Mallya’s Offer to Banks: Discretion is the Better Part of Valour
Banks have rejected Vijay Mallya’s offer of Rs 4,000 crore by way of partial settlement for dues worth Rs 9,000 crore. But should banks have actually settled for this amount?
Mallya has been categorised as a wilful defaulter in his personal capacity. On the one hand, there is evidence that he has the assets to pay more. The Enforcement Directorate (ED) appears to have evidence that suggests Mallya had siphoned part of an IDBI Bank loan to procure assets abroad.
There are several other violations being talked about – big and small. Mallya’s attitude isn’t helping matters either. His perceived arrogance, despite the defaults, has led even the RBI Governor to make a veiled reference to him when talking about defaulters. While all of this is true, lenders need to decide what is the final goal in pursuing Mallya – to recover their loans, or to teach him a lesson, or both.
Saga of Bad Loans
- April 7: Consortium
of banks led by State Bank of India reject Vijay Mallya’s proposal to repay Rs
4,000 crore of the Rs 9,000 crore due for payment.
- Banks demand Mallya’s
physical presence for negotiations; SC asks him to disclose his personal as well as family assets.
- Mallya’s case brings
back focus on non-performing assets of banks; low recovery levels hint
towards weak loan recovery process.
- Slow pace of legal
system is another reason why it’s prudent for banks to accept the
offer in hand.
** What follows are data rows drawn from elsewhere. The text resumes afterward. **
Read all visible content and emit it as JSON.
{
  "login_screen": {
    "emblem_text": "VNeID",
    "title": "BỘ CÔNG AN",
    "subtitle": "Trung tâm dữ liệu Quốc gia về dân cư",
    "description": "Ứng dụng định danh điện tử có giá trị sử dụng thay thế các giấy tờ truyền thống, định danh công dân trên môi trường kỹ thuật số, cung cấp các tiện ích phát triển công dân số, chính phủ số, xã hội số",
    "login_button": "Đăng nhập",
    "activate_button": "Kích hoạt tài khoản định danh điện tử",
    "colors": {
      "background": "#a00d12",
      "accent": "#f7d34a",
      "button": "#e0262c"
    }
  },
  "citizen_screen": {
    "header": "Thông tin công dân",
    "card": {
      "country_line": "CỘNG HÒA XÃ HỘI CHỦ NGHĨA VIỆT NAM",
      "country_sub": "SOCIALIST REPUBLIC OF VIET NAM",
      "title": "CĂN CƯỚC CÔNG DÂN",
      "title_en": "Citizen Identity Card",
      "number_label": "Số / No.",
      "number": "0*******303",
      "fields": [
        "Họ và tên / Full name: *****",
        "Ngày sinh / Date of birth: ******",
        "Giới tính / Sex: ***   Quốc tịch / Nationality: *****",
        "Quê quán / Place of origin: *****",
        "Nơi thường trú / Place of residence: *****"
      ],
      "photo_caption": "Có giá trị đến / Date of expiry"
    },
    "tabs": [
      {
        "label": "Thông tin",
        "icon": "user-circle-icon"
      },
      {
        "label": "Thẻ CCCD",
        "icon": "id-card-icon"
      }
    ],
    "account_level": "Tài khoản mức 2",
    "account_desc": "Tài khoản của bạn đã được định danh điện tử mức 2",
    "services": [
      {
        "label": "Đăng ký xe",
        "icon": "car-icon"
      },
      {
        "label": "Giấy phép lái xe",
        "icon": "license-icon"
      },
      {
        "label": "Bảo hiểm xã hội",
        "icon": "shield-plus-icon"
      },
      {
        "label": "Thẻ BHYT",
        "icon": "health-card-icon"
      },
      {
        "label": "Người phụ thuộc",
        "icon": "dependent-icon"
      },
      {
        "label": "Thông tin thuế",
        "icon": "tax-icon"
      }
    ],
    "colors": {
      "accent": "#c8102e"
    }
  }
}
- Due to its high-profile nature, Mallya may have garnered limelight but banks need to go after
other wilful defaulters as well.
Prudent Approach to Settle the Matter
Making Mallya an example is important – it creates the fear of repercussions that hitherto were not as obvious. But how far should banks go? I suspect Mallya has learnt a lesson or two already. Besides having lost his airline and seeing a significant depreciation of the Kingfisher brand, he has also been pushed out of United Spirits and United Breweries. Shareholders compelled him to resign from Mangalore Chemicals and Fertilizers. Some of his assets have been attached and sold. His wings have been clipped, if not to the extent that lenders would have liked.
Pursuing this to the last possible extent is an effort to seek justice but it is not a practical decision. There is a cost to the pursuit – in terms of time, effort, manpower and legal fees.
The weak loan recovery process is also reflected in the banking sector’s 18.4 percent loan recovery level in 2014-15, which is low and has declined from 21.9 percent in 2012-13. Mallya’s offer of Rs 4,000 crore is significantly higher than the average recovery level. Possibly, there is room to negotiate for a bit more, but in the end, I believe settling is a prudent approach.
Nabbing Defaulters Bigger than Mallya
‘Cut your losses before they cut you’ is a phrase that the equity market lives by. Perhaps the banking sector should consider a version of the same. Sure, banks must focus on recovery, but they need to be prudent in deciding when to stop.
Perhaps the sharp media scrutiny of the Kingfisher loan recovery process is also responsible for banks rejecting the deal – they don’t want to appear to be soft. But, there are bigger defaults and bigger wilful defaulters than Mallya – pursuing those recoveries is more important than continuing the discourse with him.
(The writer is chief operating officer of proxy advisory and research firm Institutional Investor Advisory Services. She can be reached at @hetal_dalal)